1.Does "identifying with the company and often moving" describe "You" or "a company man"? I think it's "a company man".
2.If so, Is "who was" omitted in "a company man,(who was) identifying with..."?
3.If it is a non-defining phrase, "a company man" should be identified without "identifying with.." phrase, but "a company man" doesn't seem to be identified without the following phrase. But does it all depend on your thinking?
ex)Companies once provided not only economic security but social identity. Many towns were literally company towns, with
a few big corporations providing most of the employment, and the social and economic infrastructure built around them. You
were a company man, identifying with the company and often moving largely in the circles created or dictated by it.
However, people don’t stay tied to companies anymore.
I was confused with non-defining phrases like "He is Obama, (who is) acknowledged as a great leader", but the above example seems a participle clause like "He came home, running so fast". But in this composition, it usually has a main verb and then a participle phrase, so the above example had both characteristics. What do you think?
He came home, running so fast.
He was at home, sleeping peacefully.
You were a company man, identifying with the company and often moving largely in the circles created or dictated by it.
I don't really see a difference between these, keannu. Do you?
Thanks a lot, Sorry I missed the similarity of the second sentence. Yes, the third one is exactly same as the second one without any problem.One last question, what is the difference between 1 and 2? In 1, does "identifying" describe "you", while in 2, "a company man"? I don't really know when to use a comma and when not to. That's why I took 1 for a non-defining clause.
1.You were a company man, identifying with the company
2.You were a company man identifying with the company
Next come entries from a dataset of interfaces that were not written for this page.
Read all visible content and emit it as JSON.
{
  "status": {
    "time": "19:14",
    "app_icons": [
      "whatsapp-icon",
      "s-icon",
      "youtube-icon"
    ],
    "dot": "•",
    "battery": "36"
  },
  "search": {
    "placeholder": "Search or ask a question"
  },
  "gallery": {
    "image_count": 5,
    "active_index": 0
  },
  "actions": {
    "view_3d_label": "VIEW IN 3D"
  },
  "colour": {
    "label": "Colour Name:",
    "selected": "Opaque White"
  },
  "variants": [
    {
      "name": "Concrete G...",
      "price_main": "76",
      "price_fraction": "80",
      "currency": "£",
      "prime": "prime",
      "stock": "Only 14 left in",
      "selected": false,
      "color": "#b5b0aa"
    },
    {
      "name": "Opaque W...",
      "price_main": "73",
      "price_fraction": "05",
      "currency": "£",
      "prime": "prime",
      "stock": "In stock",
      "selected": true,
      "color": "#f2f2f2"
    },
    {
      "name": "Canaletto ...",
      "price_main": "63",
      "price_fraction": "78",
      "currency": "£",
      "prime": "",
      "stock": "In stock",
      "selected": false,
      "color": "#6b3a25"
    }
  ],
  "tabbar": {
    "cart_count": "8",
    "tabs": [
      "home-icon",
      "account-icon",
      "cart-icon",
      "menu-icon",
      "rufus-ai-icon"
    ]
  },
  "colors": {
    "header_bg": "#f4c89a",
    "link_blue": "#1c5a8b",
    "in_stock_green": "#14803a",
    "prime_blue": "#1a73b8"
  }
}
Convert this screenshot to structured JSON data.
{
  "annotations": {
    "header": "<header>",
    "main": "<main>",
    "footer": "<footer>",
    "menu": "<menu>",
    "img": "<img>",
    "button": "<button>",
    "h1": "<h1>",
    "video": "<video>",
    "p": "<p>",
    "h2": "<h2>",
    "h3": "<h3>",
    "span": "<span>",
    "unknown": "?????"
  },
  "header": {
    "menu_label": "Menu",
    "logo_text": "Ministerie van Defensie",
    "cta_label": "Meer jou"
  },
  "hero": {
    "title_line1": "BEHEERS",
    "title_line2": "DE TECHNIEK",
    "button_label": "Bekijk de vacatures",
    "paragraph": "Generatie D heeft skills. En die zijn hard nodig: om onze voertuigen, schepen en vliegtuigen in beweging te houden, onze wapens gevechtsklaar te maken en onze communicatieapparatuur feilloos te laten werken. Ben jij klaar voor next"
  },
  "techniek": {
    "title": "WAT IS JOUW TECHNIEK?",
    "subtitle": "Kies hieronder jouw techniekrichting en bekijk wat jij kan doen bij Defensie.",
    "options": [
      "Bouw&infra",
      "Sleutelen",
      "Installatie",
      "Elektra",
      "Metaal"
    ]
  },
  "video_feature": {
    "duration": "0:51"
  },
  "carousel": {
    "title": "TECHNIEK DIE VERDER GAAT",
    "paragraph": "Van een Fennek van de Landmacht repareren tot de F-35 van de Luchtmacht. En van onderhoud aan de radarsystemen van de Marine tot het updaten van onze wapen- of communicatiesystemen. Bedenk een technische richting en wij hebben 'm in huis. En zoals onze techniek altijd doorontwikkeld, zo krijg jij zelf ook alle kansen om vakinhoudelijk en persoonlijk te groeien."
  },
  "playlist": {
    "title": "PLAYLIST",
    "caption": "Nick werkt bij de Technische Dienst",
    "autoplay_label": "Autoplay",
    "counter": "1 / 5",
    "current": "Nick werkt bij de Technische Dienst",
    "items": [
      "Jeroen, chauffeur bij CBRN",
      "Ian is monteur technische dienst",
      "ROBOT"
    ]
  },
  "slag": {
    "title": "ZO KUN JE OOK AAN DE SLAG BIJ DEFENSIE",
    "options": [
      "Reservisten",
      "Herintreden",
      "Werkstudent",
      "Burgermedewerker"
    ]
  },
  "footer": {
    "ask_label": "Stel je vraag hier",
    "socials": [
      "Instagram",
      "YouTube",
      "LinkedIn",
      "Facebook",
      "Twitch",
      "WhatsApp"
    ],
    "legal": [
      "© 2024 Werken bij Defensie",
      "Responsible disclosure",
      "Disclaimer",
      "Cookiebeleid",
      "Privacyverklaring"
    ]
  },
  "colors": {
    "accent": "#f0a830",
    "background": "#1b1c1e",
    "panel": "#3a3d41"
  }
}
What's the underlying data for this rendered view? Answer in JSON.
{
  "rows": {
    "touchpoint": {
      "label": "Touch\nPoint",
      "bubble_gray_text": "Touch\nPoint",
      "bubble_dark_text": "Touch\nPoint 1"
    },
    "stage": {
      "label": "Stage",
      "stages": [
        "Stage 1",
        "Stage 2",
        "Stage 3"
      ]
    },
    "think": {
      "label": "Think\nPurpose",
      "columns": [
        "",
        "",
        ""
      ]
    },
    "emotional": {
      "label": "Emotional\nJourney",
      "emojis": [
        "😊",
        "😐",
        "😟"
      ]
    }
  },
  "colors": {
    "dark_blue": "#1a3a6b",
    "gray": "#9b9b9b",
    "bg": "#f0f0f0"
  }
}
As Raymott has already pointed out, you were the company man, and so it comes to the same thing.
We can loosely paraphrase #1 as 'You were a company man and, as such, you identified with the company', and #2 as 'You were a company man who identified with the company (as opposed to a company man who did not identify with the company)'. #2 is, I feel, quite unlikely.
Okay, I finally got the meaning, and for a related question, I'd like to know the answer. It's related to non-defining clause.
If you think president Obama can be identified without any defining clause, do you insert a comma? And for an unknown Obama, no comma? Does it all depend on your subjective judgement not objective one?
I'm asking this as I seem to have seen unspecific unidentifiable nouns like "a man, who" which has a comma.
ex)I met president Obama, who is a great leader, and then met another Obama who is my neighbor.
1. I met
pPresident Obama, who is a great leader, and then met another Obama, who is my neighbor.
2 The Obama who is my neighbor is very friendly.
In #, both relatives clauses are simply adding extra information, and commas are necessary.
In #2, the relative clause is defining the Obama, and we use no comma.
If the writer thinks people can't recognize who "another Obama" is, I mean, if the writer thinks "who is my neighbor" is essential information to recognize "another Obama", wouldn't he remove the comma? I was interested in the border between extra information and essential information.
ex) ...then met another Obama, who is my neighbor.
"ex)I met presidentObama, whois a great leader, and then met anotherObama whois my neighbor."You need a comma here if you're ever likely to need a bizarre sentence like this. Without a comma it means there are are two or more Obamas who are your neighbours and one of them is the president. You met President Obama, then you met another Obama neighbour.
Quote: "I'm asking this as I seem to have seen unspecific unidentifiable nouns like "a man, who" which has a comma."
You'll see lots of things, not all of which are right.
PS: I'm leaving the quotes the way this editor seems to want them. I'm tired of fighting with the thing.